| Animal traction |
|8. Economic and technical assistance|
Farmers thinking about using animal traction probably have considered its advantages already. Of equal importance is an understanding of how animal traction will affect the overall farm operation. This is where an animal traction instructor can be especially helpful.
Instructors should visit the fields which the farmer intends to plant during the forthcoming season, and the fields left fallow. Only after understanding the existing pattern of land and labor use, and how the farmer calculates yearly needs, can an advisor begin to see where and if animal traction can be used to advantage.
Understanding how and why a farmer uses traditional cropping methods takes both time and great effort. This effort is required in order to match plans and needs; quick judgments concerning the use of animal traction easily can lead to failure.
After studying each situation, an instructor can offer advice concerning the purchase of equipment, how much must be produced to cover the cost of expanded operations, whether donkeys would be more efficient than bulls, and how the use of animals would affect the distribution of labor. It is extremely important, for example, to point out that animal traction increases the amount of manual labor needed for land preparation (clearing), planting, and harvesting, and decreases the amount needed for primary tillage and weeding. Other points concerning labor include:
• Traditional fields can be plowed before laborers hoe them into the mounds or ridges where crops will be planted. The labor caved in this operation can be used to plant additional lands plowed with the animals.

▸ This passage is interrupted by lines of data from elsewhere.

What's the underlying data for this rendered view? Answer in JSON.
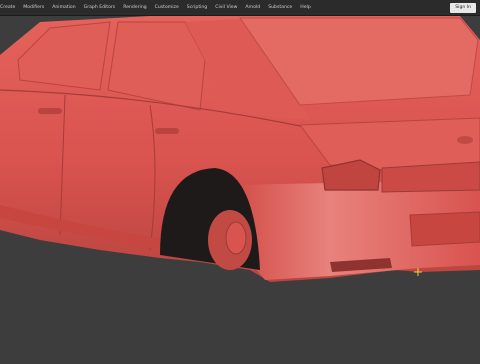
{
  "menubar": {
    "items": [
      "Create",
      "Modifiers",
      "Animation",
      "Graph Editors",
      "Rendering",
      "Customize",
      "Scripting",
      "Civil View",
      "Arnold",
      "Substance",
      "Help"
    ],
    "signin_label": "Sign In"
  },
  "viewport": {
    "background_color": "#3d3d3d",
    "model_color": "#d9534f",
    "model_shadow_color": "#9c3a37"
  }
}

• In mid-season, laborers might be busy weeding traditional fields and unable to help weed fields plowed by animal traction. These fields, therefore, could be arranged so the farmer and the draft team can weed them alone. If crops are grown in regularly spaced rows, the animals will be able to walk between them and pull a weeding device. This concept can be demonstrated by laying a weeding yoke across four lines or ridges representing a planted field. The farmers can then see where the animals will walk and where the weeding plow goes. The line tracer, used to mark the rows before seeding, can also be demonstrated.
• Additional lands planted would not exceed the maximum number of hectares the family labor force could effectively harvest.